It took Winston Churchill to popularize antibiotic medicine,” says William Donald Kelley, 54, in a reference to penicillin curing the English leader’s pneumonia. “Steve McQueen will do the same for metabolic therapy.” While the outcome of McQueen’s grim struggle with cancer (preceding story) is still unknown, there is little doubt that Kelley, a formerly obscure Fort Worth orthodontist, is fulfilling his own prophecy. Within days of leaking the news that he was treating the movie star with his unorthodox nutritional methods, Kelley flew to L.A., arranged a press conference and appeared on Tom Snyder’s Tomorrow show. Millions heard Kelley advocate his “nonspecific metabolic therapy,” which includes a computerized program of diet, nutritional supplements and “detoxification” by coffee enemas and fasts.
But while Kelley’s theories may offer hope to the desperate, his background is less reassuring. He is not an M.D. Even his orthodontist’s license was suspended in 1976 for five years after patients complained he was more interested in treating other health problems than in straightening teeth. Over the years he reportedly has been investigated by some 15 government organizations from the IRS to the Food and Drug Administration. “In their sincere efforts to weed out the real quacks,” Kelley protests, “these agencies sometimes get overzealous.”
Kelley claims he is a living testament to the merits of metabolic therapy. In 1962 he says he had cancer of the liver and pancreas and was given only eight weeks to live. “I freaked out,” he remembers. “All your friends and relatives are ready to put you in a box when they hear the word ‘cancer.’ ” Kelley says he cured himself by adhering to a strict diet of liver, pancreatic enzymes, exercise and positive thinking. He compiled his theories in a book, One Answer to Cancer, banned in Texas by court order in 1969 as an unlawful effort to practice medicine.

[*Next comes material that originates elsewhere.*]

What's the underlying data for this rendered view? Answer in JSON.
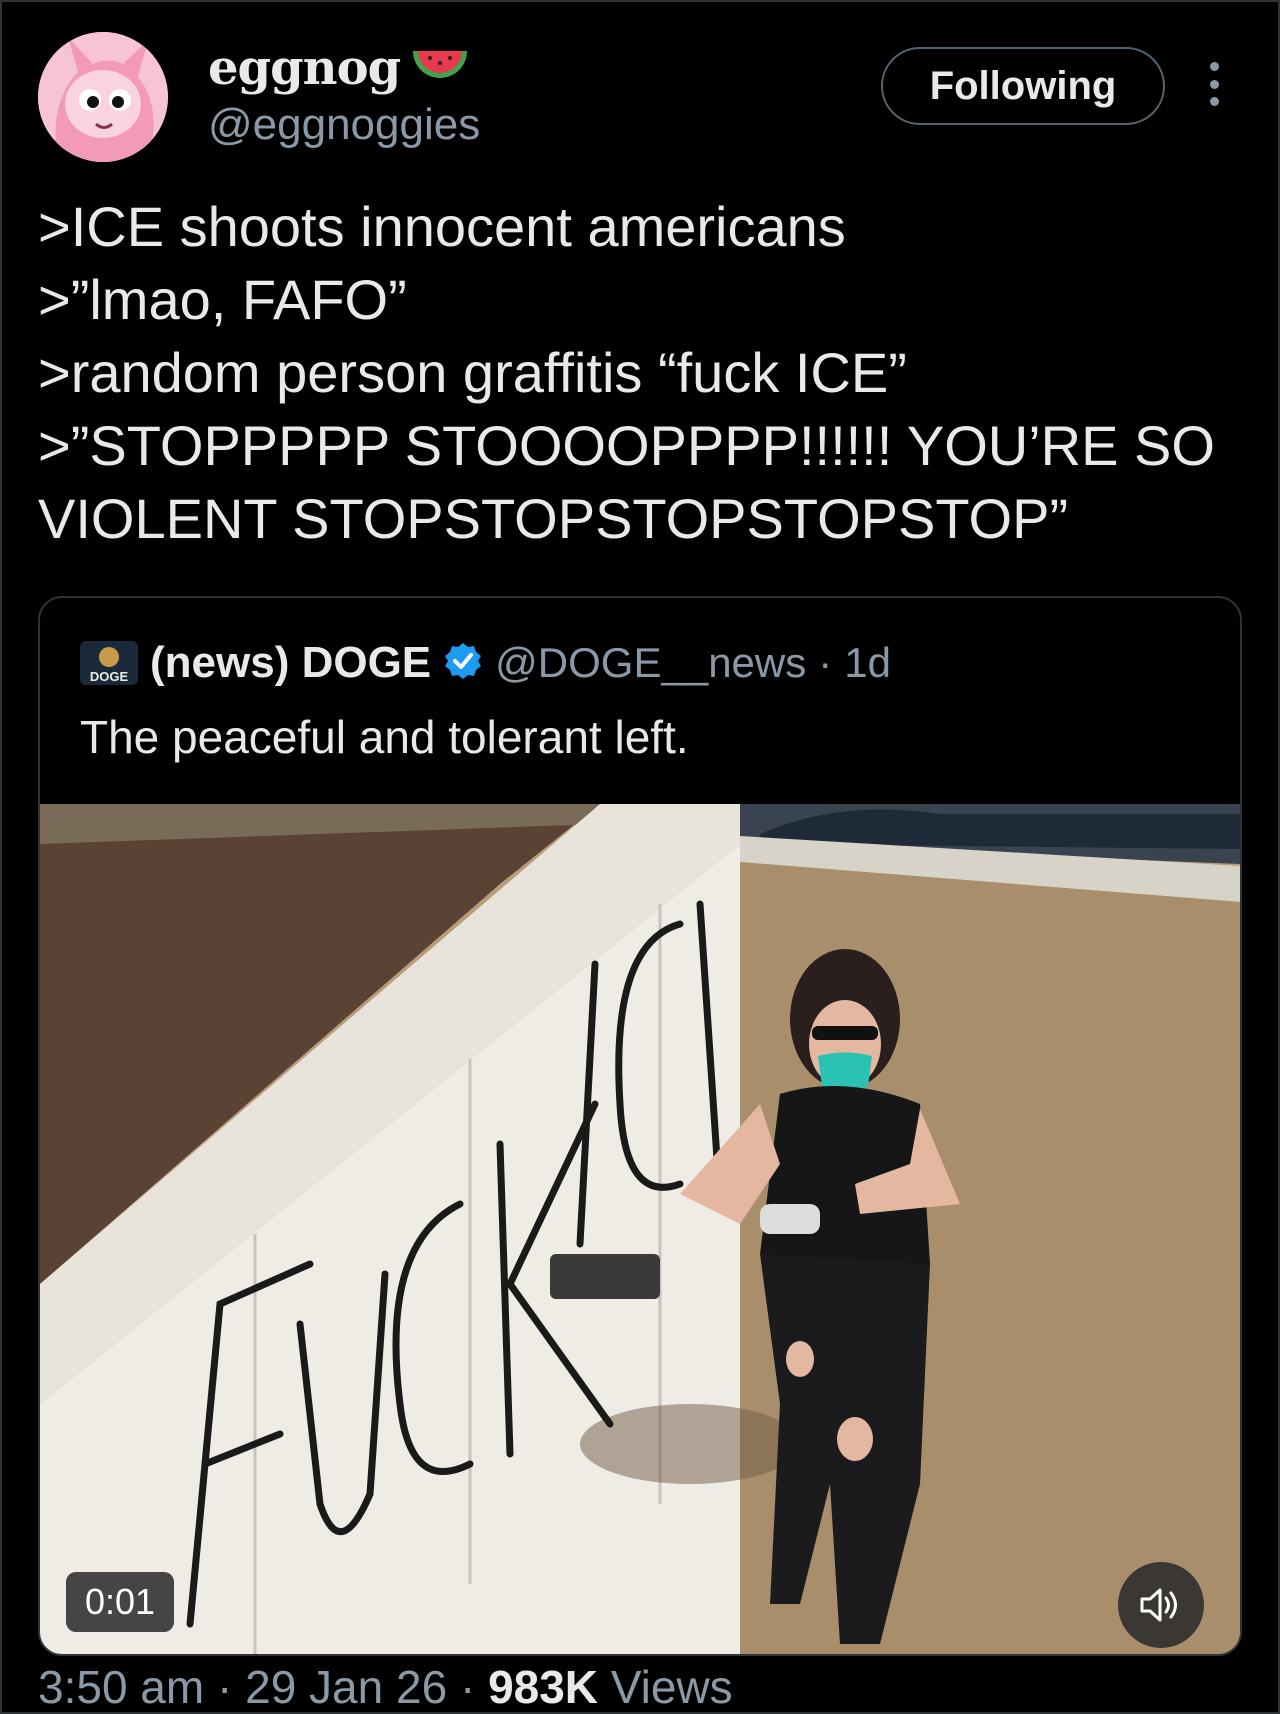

Undeterred, Kelley has since established the International Health Institute, a privately endowed consulting firm in Dallas that he says has programmed nutritional guidelines for some 20,000 persons. Kelley claims a 15 to 20 percent cure rate for last-stage cancer victims and 60 to 80 percent success with those less seriously ill. His figures are unsubstantiated, but Kelley says, “Our research meets all the requirements of a science.”
Born in Arkansas City, Kans., Kelley was raised by a widowed mother who supported the family by delivering dairy products. He majored in physical sciences, earned a master’s in education and then studied dentistry at Baylor University. Kelley set up practice in Fort Worth and later Grapevine, Texas, where he dabbled in holistic orthodontia and started a mail-order vitamin business. The four children from an early marriage were recipients of his nutritional practices. “I grew up on goat’s milk, carrot brownies and black molasses,” says his oldest daughter, Kim, 21, who now works as his administrative assistant.
In addition to the Dallas facility, Kelley also owns a 160-acre farm in Washington, where he met McQueen in late April. “When I first saw him I was horrified,” admits Kelley’s present wife, Suzi, 34. “He said the doctors gave him no hope.” Kelley thinks otherwise. “His chances are excellent if he has the discipline to follow the program,” Kelley says. “I believe with all my heart that this approach represents the future of cancer therapy.”